%%

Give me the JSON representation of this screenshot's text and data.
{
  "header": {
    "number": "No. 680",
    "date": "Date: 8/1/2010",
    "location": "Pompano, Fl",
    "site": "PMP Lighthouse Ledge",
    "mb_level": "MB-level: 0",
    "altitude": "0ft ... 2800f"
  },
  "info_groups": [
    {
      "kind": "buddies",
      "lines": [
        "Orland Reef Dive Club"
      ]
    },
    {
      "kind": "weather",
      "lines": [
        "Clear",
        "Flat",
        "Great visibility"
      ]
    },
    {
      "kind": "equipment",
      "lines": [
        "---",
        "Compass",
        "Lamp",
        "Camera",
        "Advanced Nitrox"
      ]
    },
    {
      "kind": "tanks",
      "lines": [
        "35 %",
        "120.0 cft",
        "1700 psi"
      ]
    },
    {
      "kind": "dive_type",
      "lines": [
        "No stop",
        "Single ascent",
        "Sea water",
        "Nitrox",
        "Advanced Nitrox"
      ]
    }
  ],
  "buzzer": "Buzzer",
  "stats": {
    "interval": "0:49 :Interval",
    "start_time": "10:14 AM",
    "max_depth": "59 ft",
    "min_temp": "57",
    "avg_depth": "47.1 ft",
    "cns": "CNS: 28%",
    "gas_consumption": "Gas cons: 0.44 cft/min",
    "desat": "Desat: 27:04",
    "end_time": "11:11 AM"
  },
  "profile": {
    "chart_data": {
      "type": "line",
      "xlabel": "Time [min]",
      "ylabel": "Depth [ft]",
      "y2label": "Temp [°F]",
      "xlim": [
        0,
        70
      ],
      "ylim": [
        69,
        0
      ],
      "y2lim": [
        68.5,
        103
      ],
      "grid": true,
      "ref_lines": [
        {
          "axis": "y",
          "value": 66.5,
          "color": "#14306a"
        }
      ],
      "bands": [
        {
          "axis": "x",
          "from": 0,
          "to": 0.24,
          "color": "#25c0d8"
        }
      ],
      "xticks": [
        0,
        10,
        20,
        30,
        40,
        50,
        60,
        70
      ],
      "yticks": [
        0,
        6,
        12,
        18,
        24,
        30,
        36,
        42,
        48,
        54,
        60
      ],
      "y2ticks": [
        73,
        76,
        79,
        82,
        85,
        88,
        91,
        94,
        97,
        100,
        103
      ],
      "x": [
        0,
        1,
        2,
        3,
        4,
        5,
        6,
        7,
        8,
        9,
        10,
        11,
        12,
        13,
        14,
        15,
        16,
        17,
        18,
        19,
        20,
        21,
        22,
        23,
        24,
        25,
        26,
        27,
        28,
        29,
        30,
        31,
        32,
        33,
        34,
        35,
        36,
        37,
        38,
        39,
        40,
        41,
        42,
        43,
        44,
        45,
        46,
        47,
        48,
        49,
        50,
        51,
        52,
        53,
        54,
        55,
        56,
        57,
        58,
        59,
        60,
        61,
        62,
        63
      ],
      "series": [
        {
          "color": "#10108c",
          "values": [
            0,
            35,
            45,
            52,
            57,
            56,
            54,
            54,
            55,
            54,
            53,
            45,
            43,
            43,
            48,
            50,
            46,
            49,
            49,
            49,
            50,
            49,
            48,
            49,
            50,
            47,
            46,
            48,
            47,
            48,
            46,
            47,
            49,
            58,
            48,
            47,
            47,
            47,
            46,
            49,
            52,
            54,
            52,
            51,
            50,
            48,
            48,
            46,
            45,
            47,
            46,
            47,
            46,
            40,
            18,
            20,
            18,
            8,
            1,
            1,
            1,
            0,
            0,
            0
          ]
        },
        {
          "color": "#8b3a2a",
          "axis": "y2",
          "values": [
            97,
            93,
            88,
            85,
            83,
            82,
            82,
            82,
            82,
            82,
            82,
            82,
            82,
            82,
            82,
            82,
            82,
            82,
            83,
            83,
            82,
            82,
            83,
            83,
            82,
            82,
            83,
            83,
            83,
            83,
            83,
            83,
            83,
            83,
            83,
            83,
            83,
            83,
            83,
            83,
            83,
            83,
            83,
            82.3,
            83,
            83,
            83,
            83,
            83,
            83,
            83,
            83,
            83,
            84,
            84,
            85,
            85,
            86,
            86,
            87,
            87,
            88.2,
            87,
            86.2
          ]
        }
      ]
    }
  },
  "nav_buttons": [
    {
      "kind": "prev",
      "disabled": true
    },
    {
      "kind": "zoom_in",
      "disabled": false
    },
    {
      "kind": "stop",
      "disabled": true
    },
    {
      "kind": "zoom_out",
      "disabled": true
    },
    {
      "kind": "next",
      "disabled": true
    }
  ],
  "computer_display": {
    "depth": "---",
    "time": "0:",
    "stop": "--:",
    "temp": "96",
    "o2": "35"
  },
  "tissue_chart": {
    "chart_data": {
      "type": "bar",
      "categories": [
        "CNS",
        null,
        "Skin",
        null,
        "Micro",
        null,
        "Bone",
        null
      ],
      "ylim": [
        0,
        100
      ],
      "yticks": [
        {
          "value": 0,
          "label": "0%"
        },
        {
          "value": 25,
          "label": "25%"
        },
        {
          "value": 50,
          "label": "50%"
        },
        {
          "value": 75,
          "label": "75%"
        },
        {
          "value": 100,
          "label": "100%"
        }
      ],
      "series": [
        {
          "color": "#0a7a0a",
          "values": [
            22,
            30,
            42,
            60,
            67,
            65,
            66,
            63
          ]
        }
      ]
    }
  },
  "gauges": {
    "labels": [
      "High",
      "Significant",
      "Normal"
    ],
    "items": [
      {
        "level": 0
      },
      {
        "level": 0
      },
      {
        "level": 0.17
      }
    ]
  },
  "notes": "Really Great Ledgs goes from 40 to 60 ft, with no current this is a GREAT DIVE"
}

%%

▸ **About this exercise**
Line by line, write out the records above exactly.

▸ **Output for this task**
Give me the JSON representation of this screenshot's text and data.
{
  "header": {
    "number": "No. 680",
    "date": "Date: 8/1/2010",
    "location": "Pompano, Fl",
    "site": "PMP Lighthouse Ledge",
    "mb_level": "MB-level: 0",
    "altitude": "0ft ... 2800f"
  },
  "info_groups": [
    {
      "kind": "buddies",
      "lines": [
        "Orland Reef Dive Club"
      ]
    },
    {
      "kind": "weather",
      "lines": [
        "Clear",
        "Flat",
        "Great visibility"
      ]
    },
    {
      "kind": "equipment",
      "lines": [
        "---",
        "Compass",
        "Lamp",
        "Camera",
        "Advanced Nitrox"
      ]
    },
    {
      "kind": "tanks",
      "lines": [
        "35 %",
        "120.0 cft",
        "1700 psi"
      ]
    },
    {
      "kind": "dive_type",
      "lines": [
        "No stop",
        "Single ascent",
        "Sea water",
        "Nitrox",
        "Advanced Nitrox"
      ]
    }
  ],
  "buzzer": "Buzzer",
  "stats": {
    "interval": "0:49 :Interval",
    "start_time": "10:14 AM",
    "max_depth": "59 ft",
    "min_temp": "57",
    "avg_depth": "47.1 ft",
    "cns": "CNS: 28%",
    "gas_consumption": "Gas cons: 0.44 cft/min",
    "desat": "Desat: 27:04",
    "end_time": "11:11 AM"
  },
  "profile": {
    "chart_data": {
      "type": "line",
      "xlabel": "Time [min]",
      "ylabel": "Depth [ft]",
      "y2label": "Temp [°F]",
      "xlim": [
        0,
        70
      ],
      "ylim": [
        69,
        0
      ],
      "y2lim": [
        68.5,
        103
      ],
      "grid": true,
      "ref_lines": [
        {
          "axis": "y",
          "value": 66.5,
          "color": "#14306a"
        }
      ],
      "bands": [
        {
          "axis": "x",
          "from": 0,
          "to": 0.24,
          "color": "#25c0d8"
        }
      ],
      "xticks": [
        0,
        10,
        20,
        30,
        40,
        50,
        60,
        70
      ],
      "yticks": [
        0,
        6,
        12,
        18,
        24,
        30,
        36,
        42,
        48,
        54,
        60
      ],
      "y2ticks": [
        73,
        76,
        79,
        82,
        85,
        88,
        91,
        94,
        97,
        100,
        103
      ],
      "x": [
        0,
        1,
        2,
        3,
        4,
        5,
        6,
        7,
        8,
        9,
        10,
        11,
        12,
        13,
        14,
        15,
        16,
        17,
        18,
        19,
        20,
        21,
        22,
        23,
        24,
        25,
        26,
        27,
        28,
        29,
        30,
        31,
        32,
        33,
        34,
        35,
        36,
        37,
        38,
        39,
        40,
        41,
        42,
        43,
        44,
        45,
        46,
        47,
        48,
        49,
        50,
        51,
        52,
        53,
        54,
        55,
        56,
        57,
        58,
        59,
        60,
        61,
        62,
        63
      ],
      "series": [
        {
          "color": "#10108c",
          "values": [
            0,
            35,
            45,
            52,
            57,
            56,
            54,
            54,
            55,
            54,
            53,
            45,
            43,
            43,
            48,
            50,
            46,
            49,
            49,
            49,
            50,
            49,
            48,
            49,
            50,
            47,
            46,
            48,
            47,
            48,
            46,
            47,
            49,
            58,
            48,
            47,
            47,
            47,
            46,
            49,
            52,
            54,
            52,
            51,
            50,
            48,
            48,
            46,
            45,
            47,
            46,
            47,
            46,
            40,
            18,
            20,
            18,
            8,
            1,
            1,
            1,
            0,
            0,
            0
          ]
        },
        {
          "color": "#8b3a2a",
          "axis": "y2",
          "values": [
            97,
            93,
            88,
            85,
            83,
            82,
            82,
            82,
            82,
            82,
            82,
            82,
            82,
            82,
            82,
            82,
            82,
            82,
            83,
            83,
            82,
            82,
            83,
            83,
            82,
            82,
            83,
            83,
            83,
            83,
            83,
            83,
            83,
            83,
            83,
            83,
            83,
            83,
            83,
            83,
            83,
            83,
            83,
            82.3,
            83,
            83,
            83,
            83,
            83,
            83,
            83,
            83,
            83,
            84,
            84,
            85,
            85,
            86,
            86,
            87,
            87,
            88.2,
            87,
            86.2
          ]
        }
      ]
    }
  },
  "nav_buttons": [
    {
      "kind": "prev",
      "disabled": true
    },
    {
      "kind": "zoom_in",
      "disabled": false
    },
    {
      "kind": "stop",
      "disabled": true
    },
    {
      "kind": "zoom_out",
      "disabled": true
    },
    {
      "kind": "next",
      "disabled": true
    }
  ],
  "computer_display": {
    "depth": "---",
    "time": "0:",
    "stop": "--:",
    "temp": "96",
    "o2": "35"
  },
  "tissue_chart": {
    "chart_data": {
      "type": "bar",
      "categories": [
        "CNS",
        null,
        "Skin",
        null,
        "Micro",
        null,
        "Bone",
        null
      ],
      "ylim": [
        0,
        100
      ],
      "yticks": [
        {
          "value": 0,
          "label": "0%"
        },
        {
          "value": 25,
          "label": "25%"
        },
        {
          "value": 50,
          "label": "50%"
        },
        {
          "value": 75,
          "label": "75%"
        },
        {
          "value": 100,
          "label": "100%"
        }
      ],
      "series": [
        {
          "color": "#0a7a0a",
          "values": [
            22,
            30,
            42,
            60,
            67,
            65,
            66,
            63
          ]
        }
      ]
    }
  },
  "gauges": {
    "labels": [
      "High",
      "Significant",
      "Normal"
    ],
    "items": [
      {
        "level": 0
      },
      {
        "level": 0
      },
      {
        "level": 0.17
      }
    ]
  },
  "notes": "Really Great Ledgs goes from 40 to 60 ft, with no current this is a GREAT DIVE"
}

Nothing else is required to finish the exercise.